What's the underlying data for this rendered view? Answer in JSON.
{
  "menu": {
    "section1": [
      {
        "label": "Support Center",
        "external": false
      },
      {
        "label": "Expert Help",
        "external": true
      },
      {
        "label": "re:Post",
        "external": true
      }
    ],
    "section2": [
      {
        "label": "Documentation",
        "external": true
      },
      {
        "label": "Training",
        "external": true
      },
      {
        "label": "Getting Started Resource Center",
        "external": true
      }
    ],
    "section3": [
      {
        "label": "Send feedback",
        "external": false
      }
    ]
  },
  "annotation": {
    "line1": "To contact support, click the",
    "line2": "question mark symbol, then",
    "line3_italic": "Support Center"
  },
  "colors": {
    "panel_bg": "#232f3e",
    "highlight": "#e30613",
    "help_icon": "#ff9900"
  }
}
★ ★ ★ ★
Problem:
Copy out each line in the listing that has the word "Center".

Response below:
        "label": "Support Center",
        "label": "Getting Started Resource Center",
    "line3_italic": "Support Center"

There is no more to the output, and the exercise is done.